City councillors have put the brakes on a plan to convert Hamilton’s one-way streets to two-way traffic.
Councillor Brian McHattie introduced a motion at Thursday’s general issues committee meeting to create a “one-way to two-way street implementation team” charged with planning and implementing conversions.
McHattie’s motion identified Queen and Cannon as the first streets that would be targeted.
However, councillors from the Mountain and the suburbs balked at the idea of speedier two-way street conversions.
After lengthy debate, councillors approved a watered-down version of McHattie’s motion that included much less aggressive language. “Implementation team” was changed to “study group,” while the group’s mandate to “systematically plan and implement” two-way streets was softened to “study and report on possible one-way conversions in the downtown area.

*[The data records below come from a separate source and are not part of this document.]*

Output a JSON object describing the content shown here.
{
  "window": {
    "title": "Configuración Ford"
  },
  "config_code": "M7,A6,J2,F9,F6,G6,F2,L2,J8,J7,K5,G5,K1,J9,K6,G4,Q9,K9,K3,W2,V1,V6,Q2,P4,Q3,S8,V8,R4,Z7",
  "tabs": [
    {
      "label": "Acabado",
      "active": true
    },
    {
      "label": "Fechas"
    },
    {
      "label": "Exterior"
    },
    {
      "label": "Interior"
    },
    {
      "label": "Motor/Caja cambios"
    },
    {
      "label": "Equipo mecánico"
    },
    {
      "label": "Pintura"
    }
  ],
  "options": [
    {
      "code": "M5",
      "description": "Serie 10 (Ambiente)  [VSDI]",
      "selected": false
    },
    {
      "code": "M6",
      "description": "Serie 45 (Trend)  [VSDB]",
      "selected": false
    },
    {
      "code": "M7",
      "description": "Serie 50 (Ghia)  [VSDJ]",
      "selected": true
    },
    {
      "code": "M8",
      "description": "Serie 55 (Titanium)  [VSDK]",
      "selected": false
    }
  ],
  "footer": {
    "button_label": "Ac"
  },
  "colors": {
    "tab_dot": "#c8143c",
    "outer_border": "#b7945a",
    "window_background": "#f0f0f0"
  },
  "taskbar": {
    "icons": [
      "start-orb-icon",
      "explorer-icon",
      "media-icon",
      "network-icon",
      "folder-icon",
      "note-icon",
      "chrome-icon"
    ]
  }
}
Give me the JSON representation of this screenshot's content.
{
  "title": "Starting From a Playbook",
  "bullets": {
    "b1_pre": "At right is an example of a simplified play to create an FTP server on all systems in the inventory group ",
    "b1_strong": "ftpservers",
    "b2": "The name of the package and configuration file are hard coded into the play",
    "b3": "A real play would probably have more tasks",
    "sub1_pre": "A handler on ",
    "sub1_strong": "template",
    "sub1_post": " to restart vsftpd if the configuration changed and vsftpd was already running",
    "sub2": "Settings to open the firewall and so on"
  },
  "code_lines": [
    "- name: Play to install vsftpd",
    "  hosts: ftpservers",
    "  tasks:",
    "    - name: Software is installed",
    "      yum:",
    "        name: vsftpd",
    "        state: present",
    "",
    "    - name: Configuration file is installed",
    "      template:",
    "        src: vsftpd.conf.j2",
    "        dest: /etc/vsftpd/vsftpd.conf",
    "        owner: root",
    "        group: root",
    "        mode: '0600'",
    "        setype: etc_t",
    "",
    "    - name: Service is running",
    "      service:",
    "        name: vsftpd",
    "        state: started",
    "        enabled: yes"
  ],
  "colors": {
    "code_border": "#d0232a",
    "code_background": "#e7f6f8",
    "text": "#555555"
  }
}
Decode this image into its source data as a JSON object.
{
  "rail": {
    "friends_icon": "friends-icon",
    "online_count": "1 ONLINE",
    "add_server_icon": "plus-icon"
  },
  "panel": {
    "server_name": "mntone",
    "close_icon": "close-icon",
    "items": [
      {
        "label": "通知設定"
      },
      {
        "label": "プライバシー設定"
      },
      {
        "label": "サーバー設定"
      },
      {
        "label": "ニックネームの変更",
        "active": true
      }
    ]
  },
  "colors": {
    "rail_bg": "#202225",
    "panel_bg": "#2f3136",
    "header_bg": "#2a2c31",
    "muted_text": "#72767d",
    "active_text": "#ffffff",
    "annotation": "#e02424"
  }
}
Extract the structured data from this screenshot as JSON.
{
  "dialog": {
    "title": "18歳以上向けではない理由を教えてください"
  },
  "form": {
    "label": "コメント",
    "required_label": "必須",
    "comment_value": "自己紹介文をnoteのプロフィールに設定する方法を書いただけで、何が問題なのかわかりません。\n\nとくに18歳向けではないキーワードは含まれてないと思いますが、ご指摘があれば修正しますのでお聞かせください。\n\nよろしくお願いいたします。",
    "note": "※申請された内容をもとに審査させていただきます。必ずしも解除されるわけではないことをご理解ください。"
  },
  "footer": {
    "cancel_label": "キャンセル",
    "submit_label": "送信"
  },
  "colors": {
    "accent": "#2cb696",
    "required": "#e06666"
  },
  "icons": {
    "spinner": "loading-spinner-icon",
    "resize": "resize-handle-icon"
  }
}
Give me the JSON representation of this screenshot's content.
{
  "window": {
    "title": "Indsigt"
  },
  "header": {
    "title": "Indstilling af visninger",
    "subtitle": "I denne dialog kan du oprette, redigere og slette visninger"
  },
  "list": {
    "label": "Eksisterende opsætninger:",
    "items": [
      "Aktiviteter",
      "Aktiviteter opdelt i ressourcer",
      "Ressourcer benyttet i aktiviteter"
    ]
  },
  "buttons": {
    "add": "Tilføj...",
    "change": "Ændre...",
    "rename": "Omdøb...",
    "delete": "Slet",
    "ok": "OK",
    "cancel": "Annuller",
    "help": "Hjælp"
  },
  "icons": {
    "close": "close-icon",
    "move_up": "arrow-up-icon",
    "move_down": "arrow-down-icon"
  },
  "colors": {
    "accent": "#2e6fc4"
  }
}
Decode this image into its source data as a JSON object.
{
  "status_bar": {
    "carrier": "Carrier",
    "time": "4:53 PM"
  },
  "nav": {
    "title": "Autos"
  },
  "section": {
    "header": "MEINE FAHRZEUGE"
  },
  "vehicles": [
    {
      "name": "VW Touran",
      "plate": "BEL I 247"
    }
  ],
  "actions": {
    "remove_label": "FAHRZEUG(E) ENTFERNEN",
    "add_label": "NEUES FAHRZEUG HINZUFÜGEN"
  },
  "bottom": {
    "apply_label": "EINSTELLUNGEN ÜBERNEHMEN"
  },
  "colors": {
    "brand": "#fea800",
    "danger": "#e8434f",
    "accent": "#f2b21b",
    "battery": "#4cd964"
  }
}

“I was surprised at the vehemence of the opposition and how councillors took it to the nth extent — that life was going to end if two-way streets occurred,” McHattie said after the meeting. “I thought it was entirely overplayed. So I was surprised by that, but such is politics in Hamilton.”
Still, McHattie says he thinks the intent of his motion has been preserved.

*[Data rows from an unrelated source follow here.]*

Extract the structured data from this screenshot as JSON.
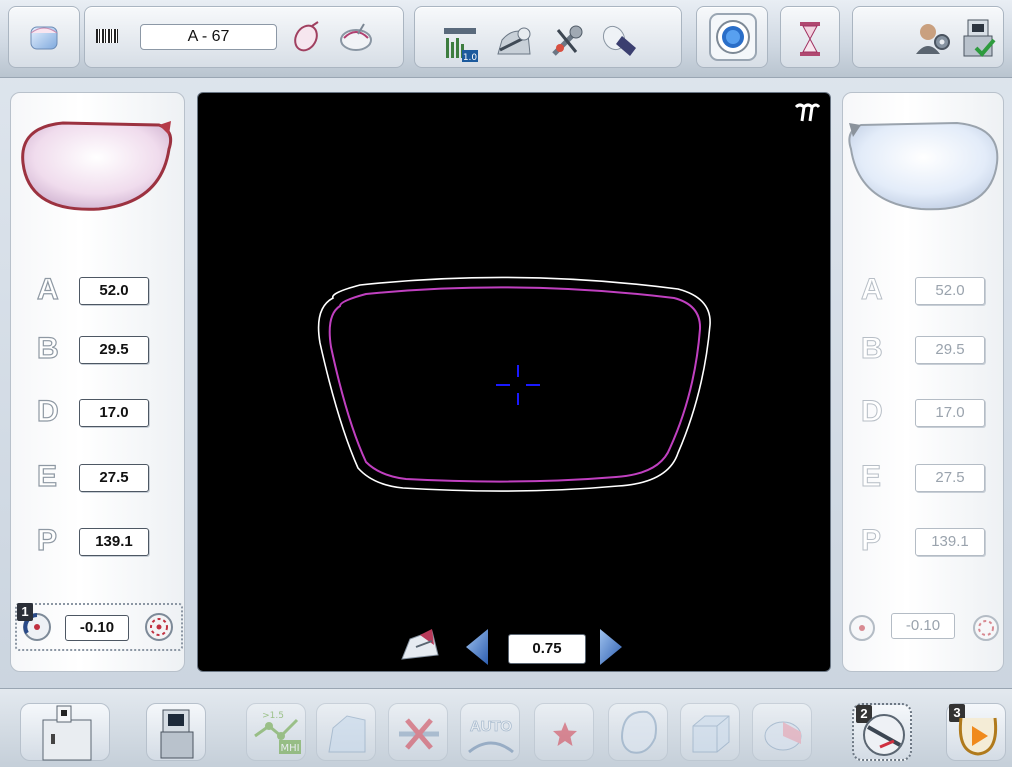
{
  "toolbar": {
    "job_number": "A - 67"
  },
  "left_lens": {
    "dimensions": [
      {
        "letter": "A",
        "value": "52.0"
      },
      {
        "letter": "B",
        "value": "29.5"
      },
      {
        "letter": "D",
        "value": "17.0"
      },
      {
        "letter": "E",
        "value": "27.5"
      },
      {
        "letter": "P",
        "value": "139.1"
      }
    ],
    "tolerance": {
      "step": "1",
      "value": "-0.10"
    }
  },
  "right_lens": {
    "dimensions": [
      {
        "letter": "A",
        "value": "52.0"
      },
      {
        "letter": "B",
        "value": "29.5"
      },
      {
        "letter": "D",
        "value": "17.0"
      },
      {
        "letter": "E",
        "value": "27.5"
      },
      {
        "letter": "P",
        "value": "139.1"
      }
    ],
    "tolerance": {
      "value": "-0.10"
    }
  },
  "display": {
    "zoom_value": "0.75",
    "colors": {
      "outer_contour": "#ffffff",
      "inner_contour": "#c040c0",
      "crosshair": "#1a1aff"
    }
  },
  "bottom_toolbar": {
    "mhi_top": ">1.5",
    "mhi_bottom": "MHI",
    "auto_label": "AUTO",
    "step2": "2",
    "step3": "3"
  }
}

“The main goal we had was to engage the community at a very grassroots level — walk Cannon, walk Queen Street, walk other streets, identify the issues we’re going to have to clean up before making them two-way,” he said. “So I think we can achieve that with the motion that was passed by council today.”
Tuesday’s debate drew a clear line between councillors from the lower city who supported two-way street conversions and their colleagues from the Mountain and the suburbs who opposed them.
Councillors on the opposing end of the issue argued these conversions will affect the whole city — not just downtown — and they’re concerned they will make life harder for their constituents.
“Every time I support one-way to two-way conversions, I have people in my ward asking me if I’ve lost my marbles,” said Councillor Tom Jackson.
The conversion opponents also argued that Hamilton’s one-way streets are good for business.
“I can tell you that office CEOs don’t like two-way streets,” said Councillor Brad Clark.
McHattie’s amended motion still faces ratification at next Wednesday night’s council meeting.